● **Exercise**
Pick out all lines of the entries that include the word "information" and copy them.

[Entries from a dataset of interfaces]
+++++

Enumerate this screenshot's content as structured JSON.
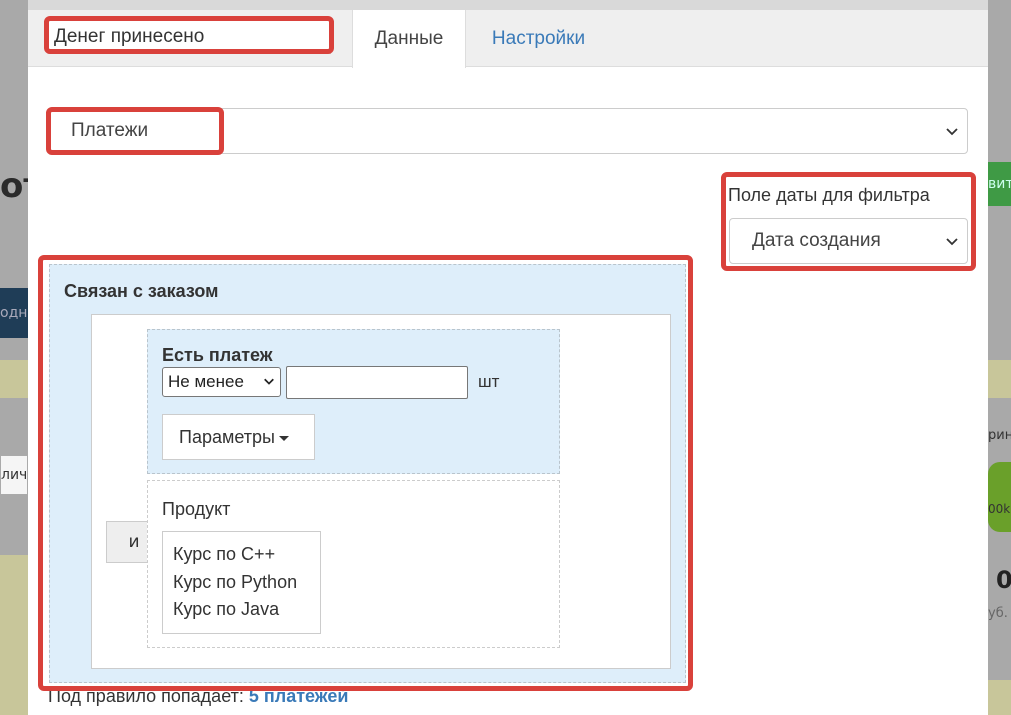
{
  "background": {
    "heading_fragment": "от",
    "dark_chip_text": "одн",
    "left_chip_text": "лич",
    "green_button_text": "вить",
    "right_text_1": "рин",
    "right_text_2": "00k",
    "right_big_value": "0",
    "right_text_3": "уб."
  },
  "modal": {
    "title_value": "Денег принесено",
    "tabs": [
      {
        "label": "Данные",
        "active": true
      },
      {
        "label": "Настройки",
        "active": false
      }
    ],
    "source_select": {
      "value": "Платежи"
    },
    "date_filter": {
      "label": "Поле даты для фильтра",
      "value": "Дата создания"
    },
    "condition": {
      "title": "Связан с заказом",
      "operator_label": "и",
      "payment": {
        "title": "Есть платеж",
        "comparator": "Не менее",
        "quantity": "",
        "unit": "шт",
        "params_label": "Параметры"
      },
      "product": {
        "label": "Продукт",
        "options": [
          "Курс по C++",
          "Курс по Python",
          "Курс по Java"
        ]
      }
    },
    "footer": {
      "prefix": "Под правило попадает:",
      "count_link": "5 платежей"
    }
  },
  "colors": {
    "highlight": "#d9413b",
    "link": "#3a7ab8",
    "condition_bg": "#deeefa"
  }
}
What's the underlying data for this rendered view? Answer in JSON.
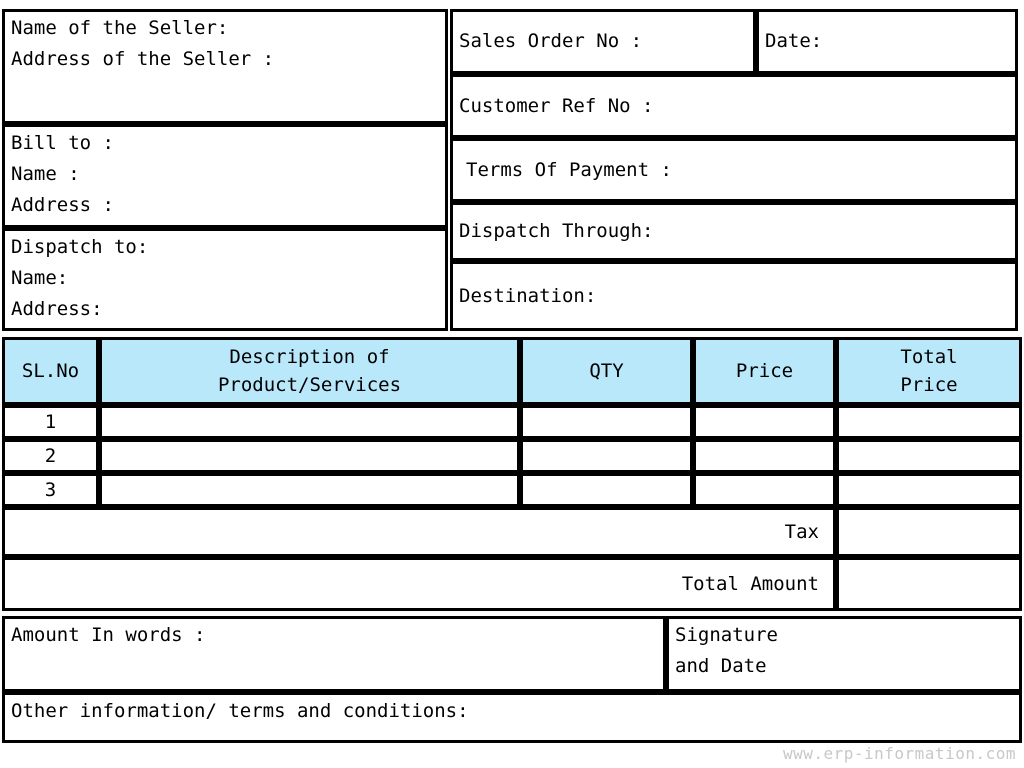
{
  "document": {
    "type": "sales-invoice-template",
    "watermark": "www.erp-information.com"
  },
  "seller_block": {
    "text": "Name of the Seller:\nAddress of the Seller :"
  },
  "bill_to_block": {
    "text": "Bill to :\nName :\nAddress :"
  },
  "dispatch_to_block": {
    "text": "Dispatch to:\nName:\nAddress:"
  },
  "order_fields": {
    "sales_order_no": "Sales Order No :",
    "date": "Date:",
    "customer_ref_no": "Customer Ref No :",
    "terms_of_payment": "Terms Of Payment :",
    "dispatch_through": "Dispatch Through:",
    "destination": "Destination:"
  },
  "items_table": {
    "header_color": "#b8e8fa",
    "columns": [
      {
        "key": "sl_no",
        "label": "SL.No"
      },
      {
        "key": "description",
        "label": "Description of\nProduct/Services"
      },
      {
        "key": "qty",
        "label": "QTY"
      },
      {
        "key": "price",
        "label": "Price"
      },
      {
        "key": "total_price",
        "label": "Total\nPrice"
      }
    ],
    "rows": [
      {
        "sl_no": "1",
        "description": "",
        "qty": "",
        "price": "",
        "total_price": ""
      },
      {
        "sl_no": "2",
        "description": "",
        "qty": "",
        "price": "",
        "total_price": ""
      },
      {
        "sl_no": "3",
        "description": "",
        "qty": "",
        "price": "",
        "total_price": ""
      }
    ]
  },
  "totals": {
    "tax_label": "Tax",
    "tax_value": "",
    "total_amount_label": "Total Amount",
    "total_amount_value": ""
  },
  "footer": {
    "amount_in_words": "Amount In words :",
    "signature_and_date": "Signature\n and Date",
    "other_information": "Other information/ terms and conditions:"
  }
}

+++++

● **Response to the exercise**
    "watermark": "www.erp-information.com"
    "other_information": "Other information/ terms and conditions:"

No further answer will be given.